"Connections go both ways and social-media platforms are first and foremost about engagement. They provide a forum for interaction," she explains. "A good marketing campaign should be a conversation-starter and inevitably this conversation lives on social media. From a sponsorship/partnership marketing perspective, my campaigns aim to engage with consumers around their passion points, so social media is always a core media platform and the foundation of any campaign plan."
The shift in allocating marketing budgets to digital channels to better engage consumers is not without its challenges, however, as Jacques describes the difficulty in assessing the impressive stats and distilling the huge numbers down to considered, meaningful impact. For example: "Did the customer intend to click through, or did our ad intrude into their browsing and they clicked out of the destination site within seconds?"
She adds: "Brands and agencies both have their parts to play in improving how we approach and measure success of digital channels. Agencies should not be afraid of suggesting new KPIs that, while lower in volume, might provide better scrutiny of the activity they are recommending. Likewise, brands shouldn’t be afraid to report back seemingly lower numbers if they show a clearer picture of what a campaign has actually achieved."

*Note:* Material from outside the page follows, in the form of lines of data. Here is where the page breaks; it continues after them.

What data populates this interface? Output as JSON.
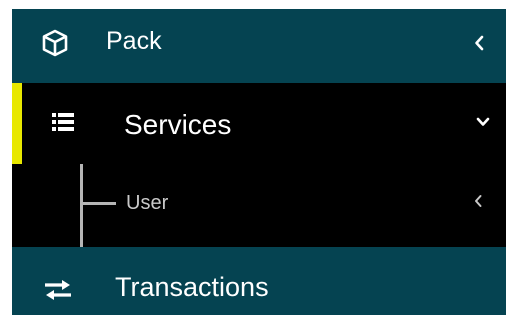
{
  "menu": {
    "pack": {
      "label": "Pack",
      "icon": "cube-icon",
      "chevron": "chevron-left-icon"
    },
    "services": {
      "label": "Services",
      "icon": "list-icon",
      "chevron": "chevron-down-icon",
      "accent_color": "#e8e800"
    },
    "user": {
      "label": "User",
      "chevron": "chevron-left-icon"
    },
    "transactions": {
      "label": "Transactions",
      "icon": "exchange-icon"
    }
  },
  "colors": {
    "teal": "#054351",
    "active_bg": "#000000",
    "text": "#ffffff",
    "subtext": "#c9c9c9"
  }
}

Jacques' new team of brand-experience specialists have a dynamic 2018 in the offing, with a bustling calendar of both continued partnerships and new activations in the pipeline. Some of the brand’s existing partnerships are under development – it is the third year of the Hyundai Mercury Prize, and the team will continue to develop the content for the audience and "make it more accessible through the Find Your Rhythm campaign".
Then there is the brand’s work with the NFL, kicking off with new content around February's Super Bowl and then resuming in October when the games come to London, with the Regent Street takeover and tailgate parties at the stadia. Jacques would have reason to be optimistic about a shift toward experiential marketing, as Hyundai has certainly introduced a vibrant calendar of brand experiences, and she is a keen advocate for the power of live.
"In my experience, experiential activity is [more] often considered to be focused around brand consideration than preference or awareness, which underplays its scope," she says. "Disruptive brand experiences can create huge PR moments. They get people talking on social and provide a forum that enables the consumer to interact with the brand on a much more personal and relevant level. In a crowded media market, a great brand experience can deliver meaningful connections, get a brand on consumers’ radars and, eventually, change behaviour. On some occasions that is still a hard sell."
Nonetheless, with new activations relating to Hyundai’s N sub-brand at the planning stage, designed to get consumers interacting with the new model through a programme of experiences, it is a sell that Jacques appears to be winning convincingly.